Venus may not have had Earth-like tectonic plates or volcanism for the last billion years, according to a new study. A deep look at a giant impact crater on Venus suggests the planet hasn’t experienced any tectonic activity in the recent past, and might be covered with a in a single outer plate. If so, this would essentially rule out any recent volcanic activity on the planet that many consider Earth’s twin.
Researchers from Brown University studied Venus’s largest impact basin, Mead Crater. The basin was created by a large object that smashed into Venus between 300 million and 1 billion years ago, leaving a crater more than 170 miles in diameter. Mead is surrounded by two clifflike faults, which appear as rocky ripples that have been remained unchanged over time. Using computer models, the researchers found that for those rings to be where they are in relation to the central crater, Venus’s lithosphere — its rocky outer shell — must have been quite thick, far thicker than that of Earth.
“This tells us that Venus likely had what we’d call a stagnant lid at the time of the impact,” said Evan Bjonnes, a graduate student at Brown and study’s lead author. “Unlike Earth, which has an active lid with moving plates, Venus appears to have been a one-plate planet for at least as far back as this impact.”
On Earth, most of the world’s volcanoes are found around the edges of tectonic plates, both on land and in the oceans. About 80 to 90 percent of all volcanic eruptions occur where the plates move under another or where they spread apart.
Venus is a difficult planet to study, due to its thick atmosphere, which obscures views of the surface. However, several spacecraft, such as NASA’s Magellan mission which launched in 1989, was able to map Venus’ surface using a cloud-penetrating radar. While radar images show more than 1,000 volcanic structures on the planet, for the most part, they appear to be ancient and inactive. Magellan’s data allowed scientists to conclude that the planet’s volcanic surface has likely remained unchanged over the past several hundred million years, which the new study, published in Nature, agrees with.
But other studies have pointed to plate tectonics being a possibility in Venus’s relatively recent past, such as a paper out in 2020 that concluded that Venus is still volcanically active, and identified 37 volcanic structures that were likely recently active.
But Bjonnes and his colleagues say the thick Venusian lithosphere mean that Venus has been without plate tectonics for as far back as a billion years ago.
Alexander Evans, an assistant professor at Brown and study co-author, said that one compelling aspect of the findings from Mead is their consistency with other features on Venus. Several other ringed craters that the researchers looked at are very similar to Mead.
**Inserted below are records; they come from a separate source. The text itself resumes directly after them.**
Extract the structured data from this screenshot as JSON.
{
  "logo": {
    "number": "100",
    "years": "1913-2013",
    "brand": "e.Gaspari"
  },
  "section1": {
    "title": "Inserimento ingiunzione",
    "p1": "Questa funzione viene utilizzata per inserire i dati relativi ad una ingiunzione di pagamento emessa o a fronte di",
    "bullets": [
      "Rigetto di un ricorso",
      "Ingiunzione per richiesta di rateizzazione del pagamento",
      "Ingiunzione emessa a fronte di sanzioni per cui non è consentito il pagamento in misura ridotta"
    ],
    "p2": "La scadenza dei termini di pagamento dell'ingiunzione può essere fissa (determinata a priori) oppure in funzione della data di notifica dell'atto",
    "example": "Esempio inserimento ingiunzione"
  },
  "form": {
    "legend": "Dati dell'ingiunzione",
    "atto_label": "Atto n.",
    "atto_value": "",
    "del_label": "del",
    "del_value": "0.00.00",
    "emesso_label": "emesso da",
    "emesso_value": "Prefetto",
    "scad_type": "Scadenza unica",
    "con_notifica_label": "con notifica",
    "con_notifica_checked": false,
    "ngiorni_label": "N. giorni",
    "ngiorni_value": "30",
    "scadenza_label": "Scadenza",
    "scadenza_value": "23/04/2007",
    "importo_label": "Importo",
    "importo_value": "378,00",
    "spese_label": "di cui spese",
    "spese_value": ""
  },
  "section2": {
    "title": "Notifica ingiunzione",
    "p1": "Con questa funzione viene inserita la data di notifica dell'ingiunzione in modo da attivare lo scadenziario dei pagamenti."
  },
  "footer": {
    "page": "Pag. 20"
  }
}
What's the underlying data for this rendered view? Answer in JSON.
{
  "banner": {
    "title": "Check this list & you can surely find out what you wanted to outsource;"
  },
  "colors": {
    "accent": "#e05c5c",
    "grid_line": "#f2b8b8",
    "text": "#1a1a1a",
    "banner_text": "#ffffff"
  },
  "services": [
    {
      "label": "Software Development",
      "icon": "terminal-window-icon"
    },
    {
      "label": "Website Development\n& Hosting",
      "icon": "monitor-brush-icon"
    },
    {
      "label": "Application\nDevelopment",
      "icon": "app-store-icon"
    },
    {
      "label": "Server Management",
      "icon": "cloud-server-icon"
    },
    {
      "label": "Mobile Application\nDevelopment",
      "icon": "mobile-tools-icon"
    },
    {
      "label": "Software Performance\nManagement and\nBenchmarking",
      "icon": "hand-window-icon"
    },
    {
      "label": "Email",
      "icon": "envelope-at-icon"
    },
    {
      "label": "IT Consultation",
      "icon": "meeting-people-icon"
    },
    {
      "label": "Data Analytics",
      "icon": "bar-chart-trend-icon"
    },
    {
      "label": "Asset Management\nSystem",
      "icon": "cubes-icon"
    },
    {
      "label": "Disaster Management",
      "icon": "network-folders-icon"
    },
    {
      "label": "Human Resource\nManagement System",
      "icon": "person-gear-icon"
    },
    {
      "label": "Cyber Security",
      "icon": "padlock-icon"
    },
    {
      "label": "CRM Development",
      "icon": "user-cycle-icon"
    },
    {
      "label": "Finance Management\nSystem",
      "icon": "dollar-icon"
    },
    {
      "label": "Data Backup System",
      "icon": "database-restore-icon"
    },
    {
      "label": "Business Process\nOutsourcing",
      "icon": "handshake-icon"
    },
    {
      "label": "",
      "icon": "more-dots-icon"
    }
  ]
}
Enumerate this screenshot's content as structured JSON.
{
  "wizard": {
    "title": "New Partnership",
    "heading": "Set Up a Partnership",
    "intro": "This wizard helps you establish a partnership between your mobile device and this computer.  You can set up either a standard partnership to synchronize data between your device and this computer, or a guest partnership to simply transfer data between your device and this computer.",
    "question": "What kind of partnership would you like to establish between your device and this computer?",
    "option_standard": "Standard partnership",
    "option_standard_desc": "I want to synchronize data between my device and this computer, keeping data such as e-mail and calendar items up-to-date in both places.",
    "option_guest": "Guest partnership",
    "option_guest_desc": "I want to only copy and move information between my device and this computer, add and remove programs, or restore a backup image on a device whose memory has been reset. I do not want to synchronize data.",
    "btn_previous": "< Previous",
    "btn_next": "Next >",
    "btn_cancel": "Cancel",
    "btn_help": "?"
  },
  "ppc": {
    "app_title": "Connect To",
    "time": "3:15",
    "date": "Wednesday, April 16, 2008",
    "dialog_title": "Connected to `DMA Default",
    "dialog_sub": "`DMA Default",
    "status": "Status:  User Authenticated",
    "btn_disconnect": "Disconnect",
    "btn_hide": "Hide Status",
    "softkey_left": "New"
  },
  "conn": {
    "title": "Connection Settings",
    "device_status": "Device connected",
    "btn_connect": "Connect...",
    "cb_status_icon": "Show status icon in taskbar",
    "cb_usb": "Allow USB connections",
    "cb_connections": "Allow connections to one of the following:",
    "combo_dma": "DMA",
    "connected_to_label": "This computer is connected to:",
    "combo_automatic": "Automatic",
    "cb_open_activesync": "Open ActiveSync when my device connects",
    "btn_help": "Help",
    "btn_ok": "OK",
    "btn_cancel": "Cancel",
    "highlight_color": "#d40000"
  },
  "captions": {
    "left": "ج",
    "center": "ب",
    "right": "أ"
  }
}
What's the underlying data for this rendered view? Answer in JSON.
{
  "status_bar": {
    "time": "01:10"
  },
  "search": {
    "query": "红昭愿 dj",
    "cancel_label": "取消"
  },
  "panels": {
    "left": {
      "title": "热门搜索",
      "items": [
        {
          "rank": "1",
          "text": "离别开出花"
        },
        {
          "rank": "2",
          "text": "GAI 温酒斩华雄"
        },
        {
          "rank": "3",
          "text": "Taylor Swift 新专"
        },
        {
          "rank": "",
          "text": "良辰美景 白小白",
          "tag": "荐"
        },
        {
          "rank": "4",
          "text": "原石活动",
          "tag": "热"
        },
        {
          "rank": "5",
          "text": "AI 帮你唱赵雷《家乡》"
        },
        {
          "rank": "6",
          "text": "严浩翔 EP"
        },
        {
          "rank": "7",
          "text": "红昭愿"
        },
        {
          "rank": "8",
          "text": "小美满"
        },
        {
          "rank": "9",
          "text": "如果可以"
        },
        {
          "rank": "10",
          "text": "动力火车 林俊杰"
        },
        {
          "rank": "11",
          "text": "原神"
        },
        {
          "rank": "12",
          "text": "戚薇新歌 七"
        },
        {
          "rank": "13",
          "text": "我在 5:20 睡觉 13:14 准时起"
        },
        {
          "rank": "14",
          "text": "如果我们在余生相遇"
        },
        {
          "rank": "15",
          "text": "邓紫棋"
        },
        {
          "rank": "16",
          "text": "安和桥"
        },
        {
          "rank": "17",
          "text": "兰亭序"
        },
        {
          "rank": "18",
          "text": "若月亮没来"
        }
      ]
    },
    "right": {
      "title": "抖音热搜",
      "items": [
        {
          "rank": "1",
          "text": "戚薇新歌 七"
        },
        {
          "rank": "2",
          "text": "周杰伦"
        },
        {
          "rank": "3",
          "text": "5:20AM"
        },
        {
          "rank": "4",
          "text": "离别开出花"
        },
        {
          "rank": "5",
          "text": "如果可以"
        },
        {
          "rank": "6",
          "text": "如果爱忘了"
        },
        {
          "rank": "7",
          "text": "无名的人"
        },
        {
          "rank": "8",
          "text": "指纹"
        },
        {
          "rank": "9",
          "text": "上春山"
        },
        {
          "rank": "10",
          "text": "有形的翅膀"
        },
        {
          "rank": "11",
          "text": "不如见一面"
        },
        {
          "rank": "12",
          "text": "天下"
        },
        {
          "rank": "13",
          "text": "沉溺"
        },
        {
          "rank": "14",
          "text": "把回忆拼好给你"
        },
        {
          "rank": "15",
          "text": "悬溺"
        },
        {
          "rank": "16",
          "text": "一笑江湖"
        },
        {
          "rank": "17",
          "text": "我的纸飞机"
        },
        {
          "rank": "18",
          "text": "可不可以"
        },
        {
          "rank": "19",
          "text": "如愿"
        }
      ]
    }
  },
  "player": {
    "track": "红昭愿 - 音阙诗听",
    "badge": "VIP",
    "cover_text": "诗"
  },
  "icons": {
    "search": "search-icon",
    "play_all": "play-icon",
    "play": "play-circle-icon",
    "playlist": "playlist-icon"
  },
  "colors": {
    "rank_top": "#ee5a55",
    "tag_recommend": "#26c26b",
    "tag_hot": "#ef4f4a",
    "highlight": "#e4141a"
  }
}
“I think the finding further highlights the unique place that Earth, and its system of global plate tectonics, has among our planetary neighbors,” Evans said in a press release.